Lars and the Real Girl
- Paul Dale
- 13 March 2008
If, as the American columnist and poet Don Marquis noted, ‘fishing is a delusion entirely surrounded by liars in bad clothes’, then he should try a few hours in the sub zero Wisconsin town where Lars Lindstrom (Ryan Gosling) lives. Lars is an unusual young man. Quiet and sullen he has lived alone in a wooden chalet next to his big brother’s house since the death of his father.

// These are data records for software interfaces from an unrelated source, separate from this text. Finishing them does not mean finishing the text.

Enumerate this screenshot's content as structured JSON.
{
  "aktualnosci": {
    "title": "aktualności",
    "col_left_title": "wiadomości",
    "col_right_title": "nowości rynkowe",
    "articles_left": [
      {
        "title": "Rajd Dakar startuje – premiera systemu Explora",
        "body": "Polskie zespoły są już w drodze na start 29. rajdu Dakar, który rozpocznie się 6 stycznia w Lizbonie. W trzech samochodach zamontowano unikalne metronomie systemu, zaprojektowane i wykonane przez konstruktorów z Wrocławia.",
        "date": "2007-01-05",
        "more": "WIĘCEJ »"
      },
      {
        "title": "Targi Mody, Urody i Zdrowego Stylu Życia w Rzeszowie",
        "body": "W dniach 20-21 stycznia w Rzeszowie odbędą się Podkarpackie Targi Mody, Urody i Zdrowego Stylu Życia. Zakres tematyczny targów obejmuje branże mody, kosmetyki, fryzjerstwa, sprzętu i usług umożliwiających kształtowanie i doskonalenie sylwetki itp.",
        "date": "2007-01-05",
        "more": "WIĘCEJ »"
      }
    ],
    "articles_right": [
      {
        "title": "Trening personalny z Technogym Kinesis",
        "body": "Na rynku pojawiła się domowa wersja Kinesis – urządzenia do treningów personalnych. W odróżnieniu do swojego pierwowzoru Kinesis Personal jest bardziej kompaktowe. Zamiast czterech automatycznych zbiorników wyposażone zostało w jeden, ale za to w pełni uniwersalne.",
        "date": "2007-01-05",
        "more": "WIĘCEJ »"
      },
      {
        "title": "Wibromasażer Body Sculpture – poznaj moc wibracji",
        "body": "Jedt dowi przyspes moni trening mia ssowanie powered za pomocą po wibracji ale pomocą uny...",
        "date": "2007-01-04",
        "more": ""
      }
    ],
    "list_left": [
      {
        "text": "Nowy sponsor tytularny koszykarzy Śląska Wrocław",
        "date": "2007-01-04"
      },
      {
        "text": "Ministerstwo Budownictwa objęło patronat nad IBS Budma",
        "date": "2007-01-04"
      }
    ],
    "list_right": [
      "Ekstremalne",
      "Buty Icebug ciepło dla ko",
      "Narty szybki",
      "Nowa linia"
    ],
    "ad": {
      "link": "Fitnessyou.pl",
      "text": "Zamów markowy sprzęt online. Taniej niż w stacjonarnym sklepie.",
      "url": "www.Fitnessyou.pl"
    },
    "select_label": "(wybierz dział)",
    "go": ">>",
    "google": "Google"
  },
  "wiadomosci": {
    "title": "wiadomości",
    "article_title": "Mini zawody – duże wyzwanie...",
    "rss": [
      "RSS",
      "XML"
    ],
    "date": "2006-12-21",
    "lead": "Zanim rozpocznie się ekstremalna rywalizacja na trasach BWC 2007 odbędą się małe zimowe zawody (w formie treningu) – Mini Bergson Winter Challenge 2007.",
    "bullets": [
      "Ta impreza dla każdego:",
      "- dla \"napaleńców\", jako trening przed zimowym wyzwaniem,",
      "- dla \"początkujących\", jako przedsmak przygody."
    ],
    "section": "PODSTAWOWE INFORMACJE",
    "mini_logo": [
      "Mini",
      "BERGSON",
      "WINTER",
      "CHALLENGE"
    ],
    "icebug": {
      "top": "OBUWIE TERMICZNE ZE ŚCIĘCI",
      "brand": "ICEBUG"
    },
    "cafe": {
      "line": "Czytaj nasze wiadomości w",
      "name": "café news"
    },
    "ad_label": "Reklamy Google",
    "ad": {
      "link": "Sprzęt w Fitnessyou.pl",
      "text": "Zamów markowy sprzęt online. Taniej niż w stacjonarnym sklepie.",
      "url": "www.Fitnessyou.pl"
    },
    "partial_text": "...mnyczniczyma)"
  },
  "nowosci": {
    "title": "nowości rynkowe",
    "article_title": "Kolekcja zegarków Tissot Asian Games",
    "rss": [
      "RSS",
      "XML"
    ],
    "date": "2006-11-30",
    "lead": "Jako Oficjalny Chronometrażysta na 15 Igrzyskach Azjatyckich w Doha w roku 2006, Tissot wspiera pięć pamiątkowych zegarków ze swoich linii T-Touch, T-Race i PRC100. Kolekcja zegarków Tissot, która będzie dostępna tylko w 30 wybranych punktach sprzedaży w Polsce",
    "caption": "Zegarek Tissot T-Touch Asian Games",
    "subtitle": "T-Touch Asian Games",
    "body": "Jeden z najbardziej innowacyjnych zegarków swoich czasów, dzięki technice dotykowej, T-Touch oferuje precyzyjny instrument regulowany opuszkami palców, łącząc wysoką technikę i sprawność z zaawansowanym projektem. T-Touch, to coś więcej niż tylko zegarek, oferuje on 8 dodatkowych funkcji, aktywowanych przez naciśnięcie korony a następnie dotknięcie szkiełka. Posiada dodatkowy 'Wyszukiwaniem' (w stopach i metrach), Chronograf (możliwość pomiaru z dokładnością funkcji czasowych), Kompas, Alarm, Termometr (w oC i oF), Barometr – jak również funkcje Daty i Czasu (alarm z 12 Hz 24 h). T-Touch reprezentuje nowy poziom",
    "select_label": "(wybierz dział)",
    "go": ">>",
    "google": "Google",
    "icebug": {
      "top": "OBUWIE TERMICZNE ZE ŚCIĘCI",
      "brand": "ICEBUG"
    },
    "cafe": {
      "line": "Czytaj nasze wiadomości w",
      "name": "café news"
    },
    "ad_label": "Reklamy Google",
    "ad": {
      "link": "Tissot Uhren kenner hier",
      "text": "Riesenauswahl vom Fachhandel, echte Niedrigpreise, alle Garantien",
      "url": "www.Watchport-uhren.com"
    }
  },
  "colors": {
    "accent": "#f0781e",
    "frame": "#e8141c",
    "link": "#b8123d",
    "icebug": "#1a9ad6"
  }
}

Brother Gus (Paul Schneider) and his pregnant wife Karin (Emily Mortimer) try and integrate him into their lives and the church-centric community as best they can but his nonchalance is all consuming.
Then, one day Lars knocks on their door with an unusual new girlfriend, whose effect on the pregnant Karin, Lars and the whole town is to be deeply significant.
Director Craig Mr Woodcock Gillespie and Six Feet Under scribe Nancy Oliver’s high concept comedy drama stays just this side of irksome as it details Lars’ emotional healing through the wise guidance of psychotherapist Dagmar (Patricia Clarkson, the queen of this kind of US independent) and bleeding heart Karin. By turns tender, thoughtful and open hearted what really marks this sweet comedy out is its distinctiveness, which lies mostly in the detail. From the dreary Wisconsin setting to Gosling’s impenetrable reading of his character this is a work of tiny strokes, each one building up to an abstraction of rare emotion and unilateral delusion. Lars and the Real Girl manages to be both ridiculous and joyous.
GFT, Glasgow; Cameo, Edinburgh and selected release from Fri 21 Mar.